Eduardo M. said...

Have you ever gotten the Blue turtle shell? People respect you if you pick up the blue shell.

Julian Perez said...

Dave - I find there's a certain category of movies I have that I loved very much but I have no desire to see more than once. Grave of the Fireflies, the ultimate downer movie, would be one. As much as I love the Dark Knight, I have no desire to own it.

Jeez, imagine coming home from work, microwaving some leftovers, and watching John Carpenter's "At the Mouth of Madness."

As you're a Dad I think everyone can give you some slack for non-participation in pop culture. I can sympathize as I don't own cable or a TV (though I seldom volunteer this information because I don't want to be that asshole who always brags about not owning a TV).

This isn't as big of a problem as you'd think. Everyone I know's talking about Game of Thrones, and I've read the books! Best of all, the next thing HBO's adapting is that Neil Gaiman thing with Odin and Anansi, and I've read the book there too. So I doubt I'll be out of the loop anytime soon.
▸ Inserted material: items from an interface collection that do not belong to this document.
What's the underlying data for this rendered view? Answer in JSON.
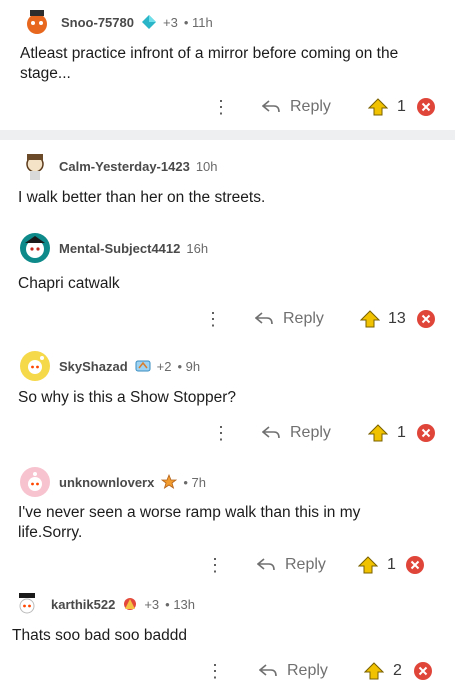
{
  "comments": [
    {
      "user": "Snoo-75780",
      "awards": "+3",
      "time": "• 11h",
      "text": "Atleast practice infront of a mirror before coming on the stage...",
      "reply": "Reply",
      "votes": "1"
    },
    {
      "user": "Calm-Yesterday-1423",
      "time": "10h",
      "text": "I walk better than her on the streets."
    },
    {
      "user": "Mental-Subject4412",
      "time": "16h",
      "text": "Chapri catwalk",
      "reply": "Reply",
      "votes": "13"
    },
    {
      "user": "SkyShazad",
      "awards": "+2",
      "time": "• 9h",
      "text": "So why is this a Show Stopper?",
      "reply": "Reply",
      "votes": "1"
    },
    {
      "user": "unknownloverx",
      "time": "• 7h",
      "text": "I've never seen a worse ramp walk than this in my life.Sorry.",
      "reply": "Reply",
      "votes": "1"
    },
    {
      "user": "karthik522",
      "awards": "+3",
      "time": "• 13h",
      "text": "Thats soo bad soo baddd",
      "reply": "Reply",
      "votes": "2"
    }
  ],
  "icons": {
    "more": "more-options-icon",
    "reply": "reply-arrow-icon",
    "upvote": "upvote-icon",
    "downvote": "downvote-icon"
  },
  "colors": {
    "upvote": "#f0c200",
    "downvote": "#e0453a",
    "meta": "#6a6a6a"
  }
}
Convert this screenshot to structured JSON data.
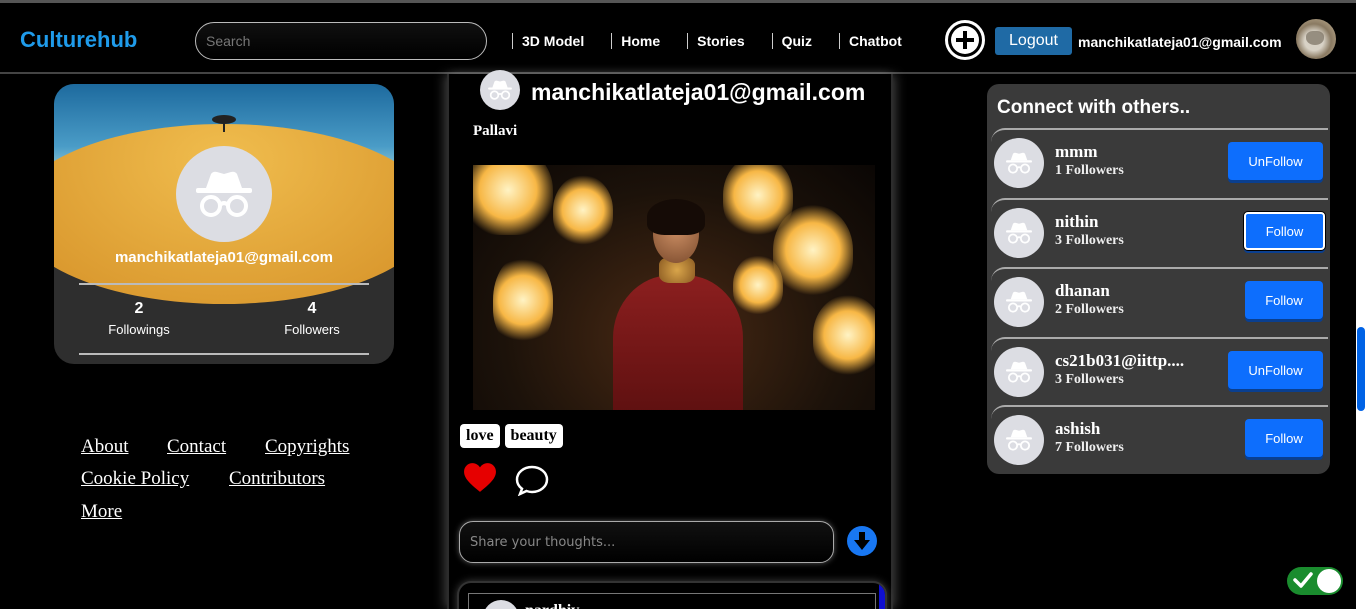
{
  "nav": {
    "brand": "Culturehub",
    "search_placeholder": "Search",
    "links": [
      "3D Model",
      "Home",
      "Stories",
      "Quiz",
      "Chatbot"
    ],
    "logout_label": "Logout",
    "user_email": "manchikatlateja01@gmail.com"
  },
  "profile": {
    "email": "manchikatlateja01@gmail.com",
    "followings_count": "2",
    "followings_label": "Followings",
    "followers_count": "4",
    "followers_label": "Followers"
  },
  "footer": {
    "links": [
      "About",
      "Contact",
      "Copyrights",
      "Cookie Policy",
      "Contributors",
      "More"
    ]
  },
  "post": {
    "username": "manchikatlateja01@gmail.com",
    "caption": "Pallavi",
    "tags": [
      "love",
      "beauty"
    ],
    "comment_placeholder": "Share your thoughts...",
    "first_comment_user": "nardhiv"
  },
  "connect": {
    "title": "Connect with others..",
    "users": [
      {
        "name": "mmm",
        "followers": "1 Followers",
        "button": "UnFollow"
      },
      {
        "name": "nithin",
        "followers": "3 Followers",
        "button": "Follow"
      },
      {
        "name": "dhanan",
        "followers": "2 Followers",
        "button": "Follow"
      },
      {
        "name": "cs21b031@iittp....",
        "followers": "3 Followers",
        "button": "UnFollow"
      },
      {
        "name": "ashish",
        "followers": "7 Followers",
        "button": "Follow"
      }
    ]
  },
  "theme": {
    "brand_color": "#1f9bea",
    "button_color": "#0d6efd",
    "logout_color": "#1f6aa5",
    "like_color": "#e60000",
    "toggle_on_color": "#1a8c2e"
  },
  "icons": {
    "add_post": "plus-circle-icon",
    "like": "heart-icon",
    "comment": "comment-icon",
    "send": "arrow-down-circle-icon",
    "theme_toggle": "check-icon",
    "default_avatar": "incognito-icon"
  }
}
There was a great South Park parody where the kids are all given downer medications like Ritalin, and they all become boring, watching only "Grey's Anatomy" and listening to Phil Collins. As one of the characters put it at the end: "Let's get rid of the Ritalin. After all...there's plenty of time to become boring after we become parents!"